The Council discussed the performance bonus in a nonpublic session at the Nov. 5 meeting. The minutes were not sealed.
According to a memo from Budreau dated Oct. 29, once employees not represented by collective bargaining units reach the top of their salary grade, they are awarded a lump sum bonus on their employment anniversary date. Budreau told the Council that Anderson in the past reminded them of the bonus, but as he is gone, he wrote, “I believe it’s proper to award me a bonus but, alas, no John to authorize it.”
Budreau has worked for the town since 2004 and has received bonuses ranging from 4.6 percent to 4.9 percent.
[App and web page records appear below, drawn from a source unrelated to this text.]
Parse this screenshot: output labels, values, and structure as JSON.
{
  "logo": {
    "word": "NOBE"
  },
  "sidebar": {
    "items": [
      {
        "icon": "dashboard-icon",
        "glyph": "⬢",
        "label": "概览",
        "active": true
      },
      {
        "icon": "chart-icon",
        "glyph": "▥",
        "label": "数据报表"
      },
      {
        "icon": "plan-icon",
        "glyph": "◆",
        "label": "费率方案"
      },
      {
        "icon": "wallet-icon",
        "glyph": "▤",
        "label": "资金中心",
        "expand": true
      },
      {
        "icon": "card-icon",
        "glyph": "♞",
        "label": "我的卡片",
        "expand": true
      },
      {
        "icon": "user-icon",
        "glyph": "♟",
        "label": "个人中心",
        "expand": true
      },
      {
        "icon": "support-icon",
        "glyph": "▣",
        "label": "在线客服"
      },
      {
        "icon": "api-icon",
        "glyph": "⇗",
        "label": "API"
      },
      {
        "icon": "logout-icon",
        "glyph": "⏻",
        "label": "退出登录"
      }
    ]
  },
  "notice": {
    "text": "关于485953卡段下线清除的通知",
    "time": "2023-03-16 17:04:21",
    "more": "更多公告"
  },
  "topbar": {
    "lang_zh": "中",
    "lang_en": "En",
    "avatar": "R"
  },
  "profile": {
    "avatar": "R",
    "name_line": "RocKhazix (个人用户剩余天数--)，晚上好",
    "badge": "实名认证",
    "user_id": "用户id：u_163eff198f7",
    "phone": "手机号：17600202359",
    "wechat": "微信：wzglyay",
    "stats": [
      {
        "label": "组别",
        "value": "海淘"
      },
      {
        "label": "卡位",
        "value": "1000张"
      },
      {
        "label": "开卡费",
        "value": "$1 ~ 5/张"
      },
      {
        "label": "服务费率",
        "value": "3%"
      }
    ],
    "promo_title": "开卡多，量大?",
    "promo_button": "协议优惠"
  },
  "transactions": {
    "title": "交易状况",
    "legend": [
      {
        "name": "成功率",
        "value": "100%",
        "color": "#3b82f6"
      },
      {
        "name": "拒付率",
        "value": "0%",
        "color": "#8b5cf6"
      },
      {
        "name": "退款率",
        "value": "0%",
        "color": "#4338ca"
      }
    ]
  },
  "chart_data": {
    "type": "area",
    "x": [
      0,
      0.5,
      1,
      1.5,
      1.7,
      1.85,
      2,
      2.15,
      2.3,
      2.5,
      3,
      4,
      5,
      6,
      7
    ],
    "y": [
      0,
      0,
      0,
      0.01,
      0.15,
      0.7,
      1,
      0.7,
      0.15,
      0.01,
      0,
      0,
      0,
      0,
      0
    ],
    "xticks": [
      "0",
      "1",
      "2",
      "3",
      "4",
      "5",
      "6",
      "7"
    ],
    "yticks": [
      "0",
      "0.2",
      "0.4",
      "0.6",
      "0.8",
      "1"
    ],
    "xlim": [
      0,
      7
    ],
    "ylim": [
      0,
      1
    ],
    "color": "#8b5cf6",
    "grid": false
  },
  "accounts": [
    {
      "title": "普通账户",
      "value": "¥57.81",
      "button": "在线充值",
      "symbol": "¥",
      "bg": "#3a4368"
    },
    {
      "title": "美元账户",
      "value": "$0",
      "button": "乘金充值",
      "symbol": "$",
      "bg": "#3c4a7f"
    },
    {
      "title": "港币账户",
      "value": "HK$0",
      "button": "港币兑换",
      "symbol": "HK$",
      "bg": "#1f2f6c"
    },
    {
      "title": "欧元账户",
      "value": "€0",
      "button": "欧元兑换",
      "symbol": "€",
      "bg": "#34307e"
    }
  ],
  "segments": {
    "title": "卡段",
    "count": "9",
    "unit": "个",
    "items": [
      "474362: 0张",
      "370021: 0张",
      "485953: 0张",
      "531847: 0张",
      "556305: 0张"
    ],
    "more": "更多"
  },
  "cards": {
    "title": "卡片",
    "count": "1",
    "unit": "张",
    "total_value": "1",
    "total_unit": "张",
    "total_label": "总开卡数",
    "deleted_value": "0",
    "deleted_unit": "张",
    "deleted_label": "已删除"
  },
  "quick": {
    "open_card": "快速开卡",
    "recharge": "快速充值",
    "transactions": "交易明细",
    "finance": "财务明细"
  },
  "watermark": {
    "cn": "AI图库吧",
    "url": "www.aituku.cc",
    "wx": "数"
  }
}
He requested a 4.8 bonus based on his salary, which is over $100,000.
The Council reviewed the request in nonpublic session under RSA 91A-3, II (a), the “dismissal, promotion or compensation of any public employee or the disciplining of such employee, or the investigation of any charges against him or her, unless the employee affected (1) has a right to a public meeting and (2) requests that the meeting be open, in which case the request shall be granted.”
Councilor Brad Benson was not present for the portion of the meeting involving the nonpublic. Councilors attending the nonpublic session were Chairman Michael Fairbanks, Neil Wetherbee, Phyllis Katsakiores, Thomas Cardon, Al Dimmock and Mark Osborne.
According to the minutes, Fairbanks explained the performance bonus system. Wetherbee made a motion to approve the bonus, noting how hard Budreau works on behalf of the town.
The minutes state that Osborne objected. While he found no fault with Budreau’s performance, he said such bonuses were not common in other areas of government or in the private sector. He asked Fairbanks if he were familiar with such bonuses in his industry, and Fairbanks said no.
Cardon, who works in vocational education in Massachusetts, said there was no bonus system with his school district and that raises are around 1 percent to 2 percent.
Osborne said whether it was bonuses or raises, “The taxpayers of Derry have shown disapproval of such pay schedules for some time.”
A vote was taken. Osborne and Dimmock voted no, with the other four Councilors voting in favor of the performance bonus. The motion passed.
Another motion, by Wetherbee, would also have given Budreau a 4 percent raise until a permanent Administrator is found. There was no second, and the motion died.
Reached by phone after the meeting, Fairbanks said the performance bonus has been a common practice for about 10 years to town employees who have reached the top of the salary range. Budreau is not represented by any collective bargaining unit, Fairbanks said, and “This basically is his raise.”
Budreau’s performance bonus was given in the middle of the fiscal year because it is connected to his hire date, Fairbanks said.
As administrator, Anderson did not get his raise in the middle of the year, Fairbanks said, adding, “His was tied to the budget.”
The money for Budreau’s performance bonus is already in the budget under the administrative line, Fairbanks said.
In a phone interview, Dimmock said, “I have nothing against Larry. I just didn’t want to spend the money,
“We are trying to hold the line,” Dimmock explained. “We are going into budget season. Everything is going to be a ‘no’ – I don’t want to spend any extra money.”
Osborne too said his vote was not a vote against Budreau. “I am satisfied with his performance,” Osborne said.
He’s not saying that people shouldn’t get bonuses, Osborne added. But people in the private sector aren’t getting 4 percent bonuses or the 4 percent temporary raise suggested by Wetherbee.
“It’s a lot to ask now,” Osborne said.
Osborne ran on a platform of fiscal conservatism and said his response to the bonus was part of that. “It is easy for people in government to spend other people’s money,” he observed.
But it’s not what his constituents wanted or continue to want, he added, saying, “They ask me, ‘Can you stop the bleeding?””